Train travel empowered a Christmas exodus from the town to the Mountains. Facilities at every stop enabled holiday makers to visit favourite beauty spots, where tourist services such as tracks, guide posts, seats and safety rails soon sprang up to cater for the visitors.
The Daily Telegraph, January 9 1886, recounted the story of a family which travelled to Lawson on Christmas Eve. Christmas Day, miserable and wet, was celebrated with a huge baked dinner with all the trimmings in their boarding house. Later, they enjoyed a regular Mountains evening, playing card games and charades, entertaining each other with musical items.

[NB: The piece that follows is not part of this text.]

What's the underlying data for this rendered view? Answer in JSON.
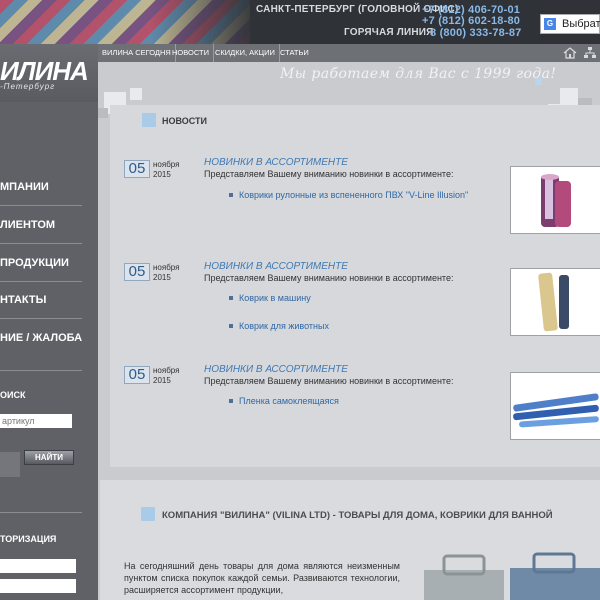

One lady played the ukulele.
This family, enjoying a typical summer activity on Boxing Day, departed on the 10.30am train to Bowenfels to experience the thrill of the Great Zigzag.
They enjoyed the magnificence of the views, but their pleasure turned to a “fearsome thrill” as they descended the Zigzag, gazing out the windows down the steep valley side at the lower line running almost parallel to the track on which they slowly descended. Even further down was a third track running in the direction of their present course. It made them “giddy” as they gazed from their carriage windows.
People then explored Eskbank, Lithgow or Bowenfels, before re-joining the 3.15pm train headed back up the Mountains.
Other Mountains attractions included the many walks designed to carry visitors down the cliffs into the cool depths of the forest below. Often the walk ended in a picnic.
Some visitors, wanting to engage more fully with the Australian bush, undertook hiking and camping holidays in the Megalong Valley where they also indulged in horse riding.
The Railway Commissioners ran 20 trains from Sydney to the Mountains on Christmas Eve, 1918. All were packed.
Father Christmas, “direct from Lapland”, handed out gifts to children who were either poor or sick in Mt Victoria, Blackheath and Penrith beginning on Monday, November 9 1931, in a publicity stunt sponsored by Anthony Hordern and Sons Ltd, to advertise their newly remodelled gift department.
On Friday, December 29 1933, the Blue Mountains Times reported that businessmen in the Mountains were gratified with Christmas takings and every boarding house and furnished cottage had been full to capacity.
In 1934, F. Juergens of Katoomba street advertised that Father Christmas was one of his customers, purchasing toys, dolls, books and many other items.
Commercialisation had entered the Christmas story in the Mountains.